Art, Art History, and Design
Associated Prize (or Other Information)
Undergraduate Research Travel Grant, Outstanding Graduate Award
The philosophy behind my work is accented by this process in the sense of its micro-complexity. The idea of reshaping a flat surface to mimic complex topography coincides with the question I’ve been asking myself throughout making this work: What is outside of our structured and contrived reality and what does that look like? The complexity of depth within the process and the constant re-evaluation of the surface of the print is a parallel attempt to answer this fundamental question. To answer this, the fear of the unknown will always be present, but we must not let its complexity distract from the beauty and love between us. One must appreciate the beauty of our existence to rise up from our fears for the better of our society.
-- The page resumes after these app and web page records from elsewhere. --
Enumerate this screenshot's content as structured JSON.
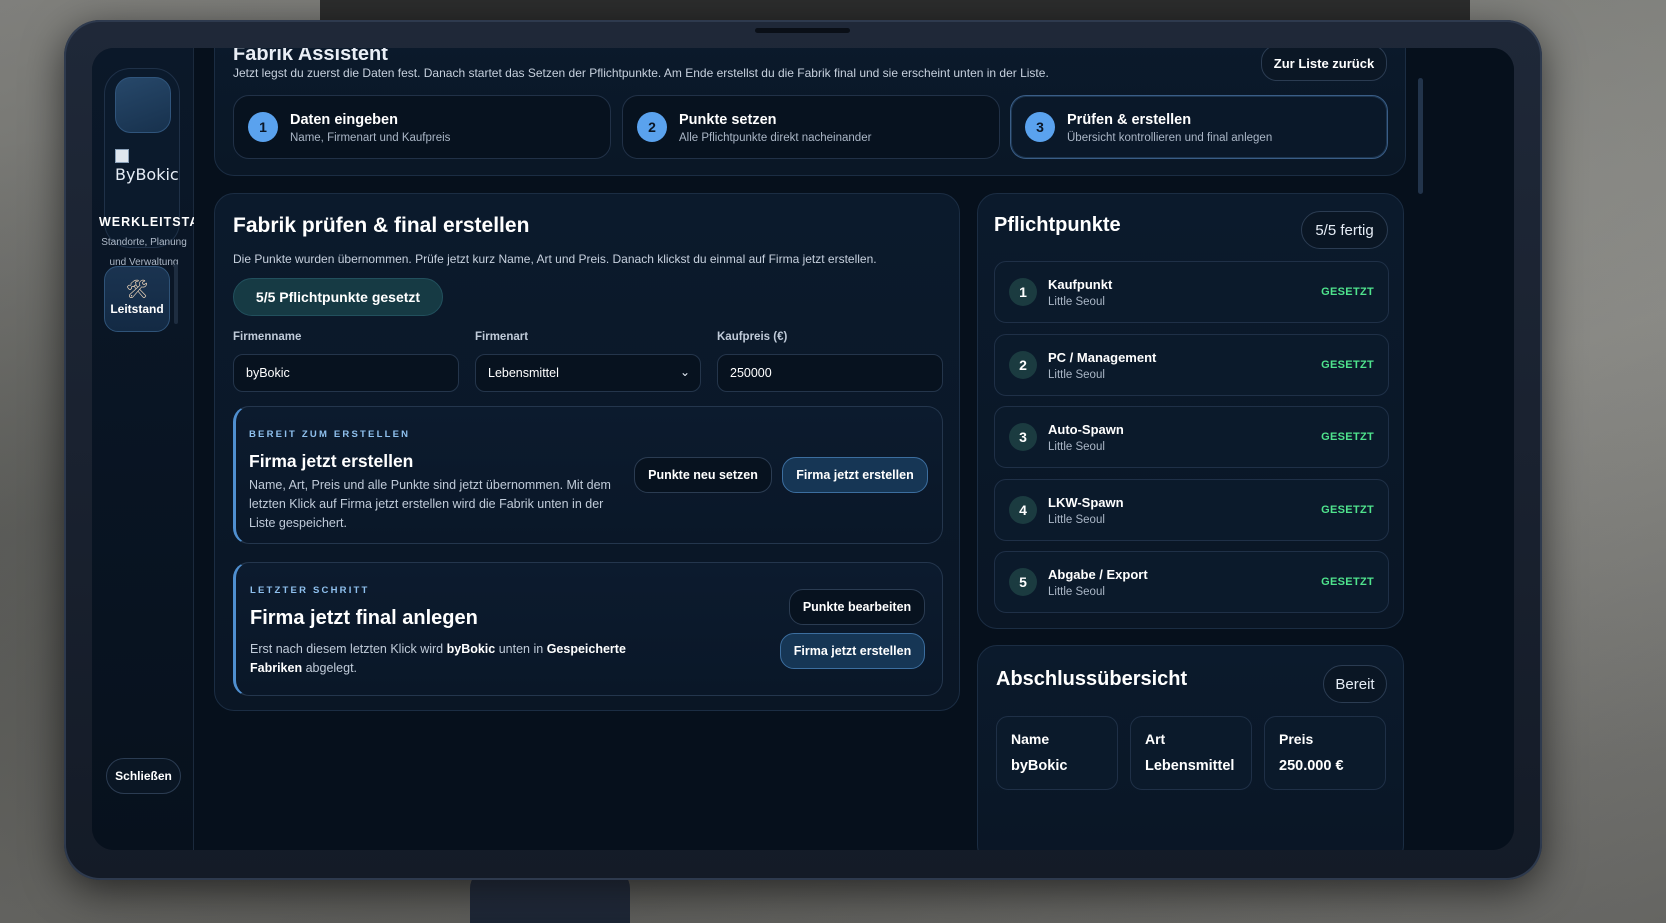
{
  "sidebar": {
    "brand_img_alt": "ByBokic",
    "brand_title": "WERKLEITSTAND",
    "brand_subtitle": "Standorte, Planung und Verwaltung",
    "nav_items": [
      {
        "label": "Leitstand",
        "icon": "tools-icon"
      }
    ],
    "close_label": "Schließen"
  },
  "header": {
    "title": "Fabrik Assistent",
    "intro": "Jetzt legst du zuerst die Daten fest. Danach startet das Setzen der Pflichtpunkte. Am Ende erstellst du die Fabrik final und sie erscheint unten in der Liste.",
    "back_label": "Zur Liste zurück"
  },
  "steps": [
    {
      "num": "1",
      "title": "Daten eingeben",
      "sub": "Name, Firmenart und Kaufpreis"
    },
    {
      "num": "2",
      "title": "Punkte setzen",
      "sub": "Alle Pflichtpunkte direkt nacheinander"
    },
    {
      "num": "3",
      "title": "Prüfen & erstellen",
      "sub": "Übersicht kontrollieren und final anlegen"
    }
  ],
  "review": {
    "title": "Fabrik prüfen & final erstellen",
    "intro": "Die Punkte wurden übernommen. Prüfe jetzt kurz Name, Art und Preis. Danach klickst du einmal auf Firma jetzt erstellen.",
    "count_pill": "5/5 Pflichtpunkte gesetzt",
    "fields": {
      "name_label": "Firmenname",
      "name_value": "byBokic",
      "type_label": "Firmenart",
      "type_value": "Lebensmittel",
      "price_label": "Kaufpreis (€)",
      "price_value": "250000"
    },
    "create_box": {
      "eyebrow": "BEREIT ZUM ERSTELLEN",
      "title": "Firma jetzt erstellen",
      "text": "Name, Art, Preis und alle Punkte sind jetzt übernommen. Mit dem letzten Klick auf Firma jetzt erstellen wird die Fabrik unten in der Liste gespeichert.",
      "reset_label": "Punkte neu setzen",
      "create_label": "Firma jetzt erstellen"
    },
    "final_box": {
      "eyebrow": "LETZTER SCHRITT",
      "title": "Firma jetzt final anlegen",
      "text_a": "Erst nach diesem letzten Klick wird ",
      "text_b": "byBokic",
      "text_c": " unten in ",
      "text_d": "Gespeicherte Fabriken",
      "text_e": " abgelegt.",
      "edit_label": "Punkte bearbeiten",
      "create_label": "Firma jetzt erstellen"
    }
  },
  "points": {
    "title": "Pflichtpunkte",
    "badge": "5/5 fertig",
    "items": [
      {
        "num": "1",
        "title": "Kaufpunkt",
        "place": "Little Seoul",
        "status": "GESETZT"
      },
      {
        "num": "2",
        "title": "PC / Management",
        "place": "Little Seoul",
        "status": "GESETZT"
      },
      {
        "num": "3",
        "title": "Auto-Spawn",
        "place": "Little Seoul",
        "status": "GESETZT"
      },
      {
        "num": "4",
        "title": "LKW-Spawn",
        "place": "Little Seoul",
        "status": "GESETZT"
      },
      {
        "num": "5",
        "title": "Abgabe / Export",
        "place": "Little Seoul",
        "status": "GESETZT"
      }
    ],
    "status_color": "#4fe38d"
  },
  "summary": {
    "title": "Abschlussübersicht",
    "badge": "Bereit",
    "cells": [
      {
        "key": "Name",
        "value": "byBokic"
      },
      {
        "key": "Art",
        "value": "Lebensmittel"
      },
      {
        "key": "Preis",
        "value": "250.000 €"
      }
    ]
  },
  "colors": {
    "accent": "#5aa2ee",
    "panel": "#0b1a2c",
    "background": "#06101c"
  }
}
This complex technique approaches Intaglio plates as sculptural surfaces. By applying inks of different viscosity with brayers that have different densities, the ink interacts at varying levels of the plate and expresses the variations and intensities of the image. The process is quite complex, and the expressiveness of imagery is outstanding. In this process, I render digital drawings onto my plate using screen printing, which allows for a solid base of extreme highlights and harsh lines. This image transfer process helps me plan the areas I want to have sitting on the top layer and which areas need to fall back into space. Using a rotary drill tool, I can emboss the highlighted top layer by cutting it into the plate, creating valleys and plateaus to interact with the ink. The variation of mark-making and careful planning of color layering allows for a dynamic sense of space and vibrancy at a micro-level. Developing my work with this method made my practice reach levels I never imagined.
I recently graduated from the University of North Florida with a degree in painting, drawing and printmaking. The content of my work questions the unknown of our reality and represents the constant struggle of good and evil. By questioning our fundamental purpose, I hope to encourage the viewer to ponder our existential purpose as beings and radiate the light of love within us.
Constantino, Noah S.
"Beyond the Veil,"
PANDION: The Osprey Journal of Research and Ideas: Vol. 4:
1, Article 2.
Available at: https://digitalcommons.unf.edu/pandion_unf/vol4/iss1/2